PROBLEM TO WORK ON: Take every line from the material that has the word "Volume" in it.
--- LISTED RECORDS Enclosed Below ---
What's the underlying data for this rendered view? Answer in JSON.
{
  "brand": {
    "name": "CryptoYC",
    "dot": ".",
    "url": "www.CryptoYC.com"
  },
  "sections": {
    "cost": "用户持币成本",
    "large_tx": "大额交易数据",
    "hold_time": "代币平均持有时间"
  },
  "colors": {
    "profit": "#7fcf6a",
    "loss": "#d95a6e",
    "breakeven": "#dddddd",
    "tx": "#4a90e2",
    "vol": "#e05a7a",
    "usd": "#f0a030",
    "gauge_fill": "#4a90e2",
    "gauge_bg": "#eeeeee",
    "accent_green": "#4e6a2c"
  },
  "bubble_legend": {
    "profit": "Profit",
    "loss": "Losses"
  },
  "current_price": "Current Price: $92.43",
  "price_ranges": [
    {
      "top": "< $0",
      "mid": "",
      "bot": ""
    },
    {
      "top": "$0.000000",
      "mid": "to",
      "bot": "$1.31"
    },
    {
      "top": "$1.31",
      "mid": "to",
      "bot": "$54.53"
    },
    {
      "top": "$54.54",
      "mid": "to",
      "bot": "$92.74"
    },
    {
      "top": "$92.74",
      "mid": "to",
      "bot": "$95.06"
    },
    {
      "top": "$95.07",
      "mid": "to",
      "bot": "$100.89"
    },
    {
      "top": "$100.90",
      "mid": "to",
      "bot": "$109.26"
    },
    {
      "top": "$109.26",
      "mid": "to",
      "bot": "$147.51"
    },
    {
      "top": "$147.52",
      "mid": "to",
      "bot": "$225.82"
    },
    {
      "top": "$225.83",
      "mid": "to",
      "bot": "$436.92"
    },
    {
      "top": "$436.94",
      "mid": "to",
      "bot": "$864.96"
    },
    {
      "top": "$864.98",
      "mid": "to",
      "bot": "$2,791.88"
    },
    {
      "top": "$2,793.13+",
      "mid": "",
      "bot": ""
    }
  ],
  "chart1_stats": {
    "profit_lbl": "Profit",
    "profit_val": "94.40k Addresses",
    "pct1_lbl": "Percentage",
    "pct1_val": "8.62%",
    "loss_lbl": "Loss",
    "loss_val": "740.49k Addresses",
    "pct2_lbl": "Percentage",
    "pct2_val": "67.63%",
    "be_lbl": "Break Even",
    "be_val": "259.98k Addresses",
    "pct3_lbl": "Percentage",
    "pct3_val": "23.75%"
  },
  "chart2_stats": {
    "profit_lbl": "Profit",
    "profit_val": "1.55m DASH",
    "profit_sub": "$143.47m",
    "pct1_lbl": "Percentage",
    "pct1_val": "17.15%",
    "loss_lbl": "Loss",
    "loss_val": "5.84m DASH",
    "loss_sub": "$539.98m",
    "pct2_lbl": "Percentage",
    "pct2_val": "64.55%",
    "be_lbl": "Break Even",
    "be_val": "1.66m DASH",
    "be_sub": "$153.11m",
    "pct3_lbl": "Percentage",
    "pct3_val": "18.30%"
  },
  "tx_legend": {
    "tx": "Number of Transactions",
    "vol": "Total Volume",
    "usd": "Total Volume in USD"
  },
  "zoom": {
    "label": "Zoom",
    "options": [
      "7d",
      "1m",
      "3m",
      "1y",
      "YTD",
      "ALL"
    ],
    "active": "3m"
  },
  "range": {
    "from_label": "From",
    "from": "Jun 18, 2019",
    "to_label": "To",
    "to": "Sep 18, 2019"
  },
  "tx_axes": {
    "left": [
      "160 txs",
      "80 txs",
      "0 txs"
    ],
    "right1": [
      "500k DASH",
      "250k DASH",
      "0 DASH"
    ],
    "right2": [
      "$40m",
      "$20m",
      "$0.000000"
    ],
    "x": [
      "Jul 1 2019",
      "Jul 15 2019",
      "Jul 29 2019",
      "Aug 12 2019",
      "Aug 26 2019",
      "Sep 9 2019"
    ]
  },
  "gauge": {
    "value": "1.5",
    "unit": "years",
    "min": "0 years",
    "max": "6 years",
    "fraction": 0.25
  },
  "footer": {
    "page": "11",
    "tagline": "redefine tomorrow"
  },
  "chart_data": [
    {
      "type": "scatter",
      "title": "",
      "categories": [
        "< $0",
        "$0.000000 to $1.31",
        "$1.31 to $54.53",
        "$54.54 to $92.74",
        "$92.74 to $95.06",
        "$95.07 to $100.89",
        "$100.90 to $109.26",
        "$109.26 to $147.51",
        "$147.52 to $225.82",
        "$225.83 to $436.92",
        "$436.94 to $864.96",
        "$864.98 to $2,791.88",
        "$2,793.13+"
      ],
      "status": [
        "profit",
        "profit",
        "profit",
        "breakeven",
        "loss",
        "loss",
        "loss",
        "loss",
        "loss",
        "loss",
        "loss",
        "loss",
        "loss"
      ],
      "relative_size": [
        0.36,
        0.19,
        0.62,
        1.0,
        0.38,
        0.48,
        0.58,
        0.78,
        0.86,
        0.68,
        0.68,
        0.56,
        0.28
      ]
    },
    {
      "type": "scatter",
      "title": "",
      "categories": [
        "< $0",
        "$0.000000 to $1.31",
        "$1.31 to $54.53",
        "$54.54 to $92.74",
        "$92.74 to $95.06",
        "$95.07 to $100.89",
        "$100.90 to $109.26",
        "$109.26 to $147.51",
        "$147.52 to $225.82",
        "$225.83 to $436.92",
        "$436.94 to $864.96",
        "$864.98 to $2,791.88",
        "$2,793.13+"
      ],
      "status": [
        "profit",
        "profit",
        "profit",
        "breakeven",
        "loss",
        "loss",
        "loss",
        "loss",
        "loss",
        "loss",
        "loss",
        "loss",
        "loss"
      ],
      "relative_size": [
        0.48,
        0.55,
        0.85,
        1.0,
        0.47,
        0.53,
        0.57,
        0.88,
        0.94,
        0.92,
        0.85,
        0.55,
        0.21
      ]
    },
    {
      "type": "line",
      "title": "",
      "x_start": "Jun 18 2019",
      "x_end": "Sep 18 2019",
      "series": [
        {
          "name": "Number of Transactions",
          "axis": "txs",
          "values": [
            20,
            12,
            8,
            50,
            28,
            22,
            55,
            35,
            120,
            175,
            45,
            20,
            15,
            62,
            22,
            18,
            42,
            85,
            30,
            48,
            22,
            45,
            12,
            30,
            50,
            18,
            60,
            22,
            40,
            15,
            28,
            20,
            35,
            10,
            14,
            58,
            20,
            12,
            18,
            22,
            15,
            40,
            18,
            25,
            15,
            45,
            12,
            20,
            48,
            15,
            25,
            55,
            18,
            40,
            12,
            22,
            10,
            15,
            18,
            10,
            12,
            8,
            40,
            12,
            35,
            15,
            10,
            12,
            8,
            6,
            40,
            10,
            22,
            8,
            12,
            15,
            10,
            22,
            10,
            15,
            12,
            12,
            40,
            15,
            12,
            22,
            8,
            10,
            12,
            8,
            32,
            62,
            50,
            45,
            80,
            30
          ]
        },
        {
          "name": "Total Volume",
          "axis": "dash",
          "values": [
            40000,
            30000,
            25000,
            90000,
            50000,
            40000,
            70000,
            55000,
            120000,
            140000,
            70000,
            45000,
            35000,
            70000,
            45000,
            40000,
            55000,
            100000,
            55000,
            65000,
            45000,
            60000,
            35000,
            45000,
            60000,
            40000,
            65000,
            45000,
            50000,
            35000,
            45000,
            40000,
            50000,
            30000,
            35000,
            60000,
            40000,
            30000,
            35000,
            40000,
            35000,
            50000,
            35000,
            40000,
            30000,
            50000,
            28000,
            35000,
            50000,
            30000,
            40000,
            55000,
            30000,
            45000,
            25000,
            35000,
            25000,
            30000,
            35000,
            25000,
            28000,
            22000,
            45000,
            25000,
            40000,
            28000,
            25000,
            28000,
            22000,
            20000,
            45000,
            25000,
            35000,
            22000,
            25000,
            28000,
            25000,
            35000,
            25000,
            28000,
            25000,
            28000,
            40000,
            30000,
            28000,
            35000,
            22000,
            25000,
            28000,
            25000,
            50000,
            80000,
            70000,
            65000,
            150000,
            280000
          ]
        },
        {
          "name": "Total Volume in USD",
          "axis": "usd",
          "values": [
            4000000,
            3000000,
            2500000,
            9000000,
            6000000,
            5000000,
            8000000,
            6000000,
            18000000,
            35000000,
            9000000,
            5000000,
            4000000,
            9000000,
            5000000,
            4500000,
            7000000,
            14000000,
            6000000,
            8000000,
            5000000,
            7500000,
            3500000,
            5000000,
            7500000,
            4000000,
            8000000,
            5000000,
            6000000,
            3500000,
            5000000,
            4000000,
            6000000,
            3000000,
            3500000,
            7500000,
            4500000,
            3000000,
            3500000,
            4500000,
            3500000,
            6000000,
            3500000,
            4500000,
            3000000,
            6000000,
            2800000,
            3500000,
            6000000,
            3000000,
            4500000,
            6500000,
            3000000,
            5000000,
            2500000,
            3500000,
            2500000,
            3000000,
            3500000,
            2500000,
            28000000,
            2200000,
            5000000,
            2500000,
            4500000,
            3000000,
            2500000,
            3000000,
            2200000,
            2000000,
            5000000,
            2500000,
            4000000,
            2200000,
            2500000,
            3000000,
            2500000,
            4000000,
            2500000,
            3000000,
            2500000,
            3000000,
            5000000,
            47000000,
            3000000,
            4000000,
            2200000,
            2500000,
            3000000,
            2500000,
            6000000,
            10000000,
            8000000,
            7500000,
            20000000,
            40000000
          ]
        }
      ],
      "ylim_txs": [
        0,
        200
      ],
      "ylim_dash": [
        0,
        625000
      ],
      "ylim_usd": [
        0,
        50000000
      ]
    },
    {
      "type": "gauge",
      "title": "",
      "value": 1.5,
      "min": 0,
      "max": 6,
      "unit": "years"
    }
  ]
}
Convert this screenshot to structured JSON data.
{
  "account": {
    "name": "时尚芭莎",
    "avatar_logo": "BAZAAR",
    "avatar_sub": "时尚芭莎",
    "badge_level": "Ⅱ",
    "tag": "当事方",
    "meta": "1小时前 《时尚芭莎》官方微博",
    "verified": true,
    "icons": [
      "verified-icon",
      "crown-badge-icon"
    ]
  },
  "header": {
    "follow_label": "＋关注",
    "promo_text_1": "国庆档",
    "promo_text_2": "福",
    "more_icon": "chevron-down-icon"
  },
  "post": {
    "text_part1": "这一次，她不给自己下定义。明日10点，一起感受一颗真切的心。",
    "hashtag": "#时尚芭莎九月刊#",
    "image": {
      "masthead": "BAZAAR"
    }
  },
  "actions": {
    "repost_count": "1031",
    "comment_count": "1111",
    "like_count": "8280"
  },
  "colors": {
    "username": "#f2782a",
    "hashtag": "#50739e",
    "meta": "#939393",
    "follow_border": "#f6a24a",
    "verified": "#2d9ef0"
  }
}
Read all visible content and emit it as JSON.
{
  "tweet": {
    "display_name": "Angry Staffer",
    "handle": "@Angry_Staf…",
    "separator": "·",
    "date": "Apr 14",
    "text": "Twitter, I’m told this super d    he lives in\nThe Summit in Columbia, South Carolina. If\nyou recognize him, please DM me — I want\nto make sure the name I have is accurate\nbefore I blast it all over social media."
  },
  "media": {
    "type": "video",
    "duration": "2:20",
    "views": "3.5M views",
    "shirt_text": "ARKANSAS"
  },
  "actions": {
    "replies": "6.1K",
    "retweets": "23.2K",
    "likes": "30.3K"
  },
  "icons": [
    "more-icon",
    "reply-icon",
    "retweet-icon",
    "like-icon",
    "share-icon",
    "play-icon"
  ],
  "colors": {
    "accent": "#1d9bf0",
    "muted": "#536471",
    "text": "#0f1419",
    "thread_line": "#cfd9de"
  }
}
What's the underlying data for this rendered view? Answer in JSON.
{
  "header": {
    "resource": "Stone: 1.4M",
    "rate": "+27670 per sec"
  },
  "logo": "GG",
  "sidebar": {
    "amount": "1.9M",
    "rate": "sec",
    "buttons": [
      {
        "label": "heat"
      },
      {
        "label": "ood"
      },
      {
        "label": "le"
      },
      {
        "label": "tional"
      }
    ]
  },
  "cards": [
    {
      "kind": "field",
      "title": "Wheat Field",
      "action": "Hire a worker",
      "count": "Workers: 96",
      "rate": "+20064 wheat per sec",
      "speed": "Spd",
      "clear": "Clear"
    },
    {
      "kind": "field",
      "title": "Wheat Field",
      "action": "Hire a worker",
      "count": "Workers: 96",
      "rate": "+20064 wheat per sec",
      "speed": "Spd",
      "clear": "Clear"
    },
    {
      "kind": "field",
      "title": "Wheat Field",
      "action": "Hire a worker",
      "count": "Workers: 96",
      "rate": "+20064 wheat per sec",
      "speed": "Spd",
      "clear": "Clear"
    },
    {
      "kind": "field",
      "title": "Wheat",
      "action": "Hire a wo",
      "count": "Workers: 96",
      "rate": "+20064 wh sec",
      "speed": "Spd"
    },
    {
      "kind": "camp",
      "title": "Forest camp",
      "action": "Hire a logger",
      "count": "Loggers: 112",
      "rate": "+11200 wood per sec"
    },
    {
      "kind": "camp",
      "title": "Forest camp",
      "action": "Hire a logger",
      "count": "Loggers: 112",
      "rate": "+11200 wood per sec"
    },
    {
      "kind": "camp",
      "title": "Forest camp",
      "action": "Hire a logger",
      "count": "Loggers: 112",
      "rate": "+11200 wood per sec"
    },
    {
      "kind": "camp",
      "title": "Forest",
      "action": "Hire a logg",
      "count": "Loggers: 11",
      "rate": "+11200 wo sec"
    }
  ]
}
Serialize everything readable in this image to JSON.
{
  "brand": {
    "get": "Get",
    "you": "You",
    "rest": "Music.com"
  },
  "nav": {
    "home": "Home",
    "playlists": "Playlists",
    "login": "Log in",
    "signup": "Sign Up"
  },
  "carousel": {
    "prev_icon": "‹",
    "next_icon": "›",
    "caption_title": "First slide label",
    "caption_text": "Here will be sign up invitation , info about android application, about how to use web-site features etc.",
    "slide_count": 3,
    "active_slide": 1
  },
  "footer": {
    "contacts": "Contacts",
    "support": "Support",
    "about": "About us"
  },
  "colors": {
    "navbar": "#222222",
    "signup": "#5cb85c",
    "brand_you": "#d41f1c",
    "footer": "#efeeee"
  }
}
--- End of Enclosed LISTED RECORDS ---
SOLVED PROBLEM:
    "vol": "Total Volume",
    "usd": "Total Volume in USD"
          "name": "Total Volume",
          "name": "Total Volume in USD",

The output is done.